Chemotherapy affects every patient, who undergoes it. Yet, it affects them differently. Some people suffer from other major health complications, while others have sexual problems related to the treatment. One patient may suffer physically, while another faces emotional complications. Frankly speaking, it is really hard to say which one is worse.Man on chemiotheraphy

Sexual Side Effects after Chemotherapy

There are some temporary and minor changes that may develop either during or after the treatment. A male may become:

  1. Anxious and low;
  2. Extremely tired;
  3. In low spirits;
  4. Sore and sick;
  5. Too weak to be active.

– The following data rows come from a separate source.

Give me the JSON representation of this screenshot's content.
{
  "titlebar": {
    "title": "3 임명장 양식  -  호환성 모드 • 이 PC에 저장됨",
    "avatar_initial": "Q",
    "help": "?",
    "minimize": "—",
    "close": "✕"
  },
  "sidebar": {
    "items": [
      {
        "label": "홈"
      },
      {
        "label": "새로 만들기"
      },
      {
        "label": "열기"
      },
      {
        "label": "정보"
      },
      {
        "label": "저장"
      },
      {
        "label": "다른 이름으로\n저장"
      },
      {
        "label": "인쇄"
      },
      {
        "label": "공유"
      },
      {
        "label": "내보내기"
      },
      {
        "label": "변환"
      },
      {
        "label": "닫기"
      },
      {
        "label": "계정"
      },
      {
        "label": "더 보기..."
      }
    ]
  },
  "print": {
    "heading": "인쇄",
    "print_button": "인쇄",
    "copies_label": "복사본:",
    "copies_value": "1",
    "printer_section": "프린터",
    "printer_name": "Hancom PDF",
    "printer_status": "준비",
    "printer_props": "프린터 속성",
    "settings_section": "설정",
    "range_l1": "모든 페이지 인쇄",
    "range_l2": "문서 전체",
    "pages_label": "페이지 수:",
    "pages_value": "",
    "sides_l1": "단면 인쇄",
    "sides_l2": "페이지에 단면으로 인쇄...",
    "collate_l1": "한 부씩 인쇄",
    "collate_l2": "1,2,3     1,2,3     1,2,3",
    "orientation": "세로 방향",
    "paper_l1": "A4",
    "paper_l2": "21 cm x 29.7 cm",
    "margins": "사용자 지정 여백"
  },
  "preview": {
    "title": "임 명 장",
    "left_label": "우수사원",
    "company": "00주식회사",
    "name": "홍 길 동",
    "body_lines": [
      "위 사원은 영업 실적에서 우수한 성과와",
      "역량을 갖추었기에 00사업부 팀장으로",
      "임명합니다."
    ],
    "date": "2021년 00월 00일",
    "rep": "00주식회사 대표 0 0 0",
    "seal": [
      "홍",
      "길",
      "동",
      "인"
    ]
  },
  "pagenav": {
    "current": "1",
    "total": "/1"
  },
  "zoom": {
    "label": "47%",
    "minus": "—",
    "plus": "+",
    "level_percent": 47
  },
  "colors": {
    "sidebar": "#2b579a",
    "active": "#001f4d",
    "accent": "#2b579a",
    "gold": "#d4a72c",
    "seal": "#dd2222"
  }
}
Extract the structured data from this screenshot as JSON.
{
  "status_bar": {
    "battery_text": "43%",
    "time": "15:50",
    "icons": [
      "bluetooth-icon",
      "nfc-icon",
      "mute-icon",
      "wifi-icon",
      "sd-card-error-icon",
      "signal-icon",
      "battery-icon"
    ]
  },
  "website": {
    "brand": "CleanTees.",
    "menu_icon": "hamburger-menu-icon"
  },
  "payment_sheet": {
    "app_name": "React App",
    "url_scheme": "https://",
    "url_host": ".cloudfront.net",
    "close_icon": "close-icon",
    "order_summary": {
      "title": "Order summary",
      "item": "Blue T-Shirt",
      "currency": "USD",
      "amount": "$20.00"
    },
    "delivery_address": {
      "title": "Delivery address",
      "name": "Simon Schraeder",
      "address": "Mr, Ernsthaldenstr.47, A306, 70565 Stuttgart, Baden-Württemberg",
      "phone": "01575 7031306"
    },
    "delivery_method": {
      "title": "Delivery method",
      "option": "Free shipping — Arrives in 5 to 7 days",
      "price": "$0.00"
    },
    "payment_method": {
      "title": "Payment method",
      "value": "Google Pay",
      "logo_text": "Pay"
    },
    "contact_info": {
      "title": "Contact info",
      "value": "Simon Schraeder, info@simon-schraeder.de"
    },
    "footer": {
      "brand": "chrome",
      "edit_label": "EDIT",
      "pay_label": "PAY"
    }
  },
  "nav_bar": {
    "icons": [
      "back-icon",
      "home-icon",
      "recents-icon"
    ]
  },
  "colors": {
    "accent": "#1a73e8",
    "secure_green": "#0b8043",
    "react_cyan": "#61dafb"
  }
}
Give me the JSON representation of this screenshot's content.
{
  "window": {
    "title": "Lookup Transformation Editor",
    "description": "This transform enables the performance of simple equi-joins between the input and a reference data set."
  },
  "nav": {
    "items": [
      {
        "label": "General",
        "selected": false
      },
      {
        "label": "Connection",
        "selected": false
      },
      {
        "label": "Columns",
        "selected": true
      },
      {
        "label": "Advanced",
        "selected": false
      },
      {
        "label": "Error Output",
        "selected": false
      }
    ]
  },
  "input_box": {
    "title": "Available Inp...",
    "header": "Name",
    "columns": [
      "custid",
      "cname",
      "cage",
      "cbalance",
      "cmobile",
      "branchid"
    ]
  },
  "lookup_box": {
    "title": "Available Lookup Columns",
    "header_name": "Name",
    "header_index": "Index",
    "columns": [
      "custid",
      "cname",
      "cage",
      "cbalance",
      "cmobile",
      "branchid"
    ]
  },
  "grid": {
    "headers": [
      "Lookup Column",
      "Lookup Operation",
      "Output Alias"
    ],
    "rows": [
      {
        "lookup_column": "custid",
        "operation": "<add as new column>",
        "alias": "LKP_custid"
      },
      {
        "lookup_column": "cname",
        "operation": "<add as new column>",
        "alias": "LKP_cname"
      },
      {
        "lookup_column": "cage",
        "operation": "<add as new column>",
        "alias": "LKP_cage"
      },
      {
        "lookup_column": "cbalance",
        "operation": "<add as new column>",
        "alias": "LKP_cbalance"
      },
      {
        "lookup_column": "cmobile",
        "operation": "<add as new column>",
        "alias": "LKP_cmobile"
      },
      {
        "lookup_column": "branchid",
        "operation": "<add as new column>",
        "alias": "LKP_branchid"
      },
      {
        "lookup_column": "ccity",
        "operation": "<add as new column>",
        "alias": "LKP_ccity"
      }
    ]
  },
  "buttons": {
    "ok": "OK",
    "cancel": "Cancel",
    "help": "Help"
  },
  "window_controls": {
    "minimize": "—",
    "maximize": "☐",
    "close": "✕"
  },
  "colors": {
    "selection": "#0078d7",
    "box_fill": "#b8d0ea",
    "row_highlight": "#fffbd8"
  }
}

In most cases these symptoms remain unnoticed, because anxiety and stress seem to have nothing to do with sex. Most males worry about their money spent, the way each family member copes with the disease that they have or how successful the treatment is.

There are certain cancer types that may affect the pelvic region and lead to severe health problems:

  • Bladder cancer;
  • Prostate cancer;
  • Rectum cancer;
  • Colon cancer.

Those males, who are treated to fight any of these conditions, usually get erectile dysfunction as a side effect (75-85% of cases). The challenges get even greater when a male becomes older. For instance, around 75% of those above 70 experience impotence after chemotherapy for cancer treatment.

Nevertheless, doctors agree that there are also other factors that may trigger male dysfunction after cancer treatment:

  • Smoking and alcohol consumption;
  • Excess weight;
  • High blood pressure;
  • Diabetes;
  • Kidney issues;
  • Heart disease.

Cancer has a major emotional effect on a male. A sufferer gets really depressed or anxious, self-conscious, etc. Partners suffer, too, as they find it very hard to cope both with the physical and mental sides of the problem.

Loss of Libido & Loss of Erection after Chemotherapy

How libido loss is usually diagnosed? A male is no longer interested in intimacy. He never seems to be in the right mood for sex. The feeling is expected in many cases, especially during the treatment course. Why so? Chemotherapy makes a male feel really exhausted because of its adverse reactions, so little time and desire is left for sex.

As to erectile dysfunction, there are certain chemotherapy medications that lead to male impotence. However, it’s important to keep in mind that emotional stress can contribute to poor erections, too. Luckily, the condition is treatable.

How to Manage Sexual Problems?

If erectile dysfunction or low libido is the result of drugs and depression, coping with any condition is easy. If they are provoked by physical conditions, the treatment course will take much time and patience. The very first step is to have an honest conversation with a healthcare provider about your provoked impotence. Today there is vast number of medications that may be helpful in coping with the condition. And though dealing with chemo effects is never easy, it’s possible.

  • PDE5 inhibitors: they are a very frequent choice due to their positive effects. Medications are easy to use, they are all-natural and cause minor side effects, if you administer them as prescribed. The only drawback is the fact they are not cheap;
  • Penile injections: they are extremely effective and are chosen because of their fast action onset. No need to use them hours before sex. It’s enough to make an injection before intercourse. A male should learn the self-injection and get ready to some discomfort, too;
  • Vacuum devices: they are very effective and very popular these days. Such devices are regarded as a one-time purchase. Yet, some males report their use is never convenient, leads to intercourse interruption, etc. Sometimes, erections aren’t firm enough and may bend at the penis’ base;
  • Suppositories: these are tiny pills that are put inside the urinary opening. The suppositories melt and provide the same effects as the injections. However, as well as injections, they may cause discomfort and pain or fail in some ED cases;
  • Implants/prosthesis: they always work, no matter what the ED stage is. With their help an erection looks and feels very natural. Many males feel as if it’s the part of their body. Erections may be a bit shorter than before;
  • Vitamins: they are cheap and easy to obtain, but they are secondary treatment options that can’t bring positive results when administered alone. In additional, some of them interfere with other medications.

In case you want to have children after chemotherapy, you are to know that this treatment may lead to sterility or infertility. Most males are suggested to bank their sperm. Eggs and sperm can be fertilized and stored frozen in a lab until the chemo is complete.

Be sure that your healthcare provider will offer various treatment options before you start the chemo treatment course. Ways of enhancing sexual functions after the course are multiple, so your chances are always high.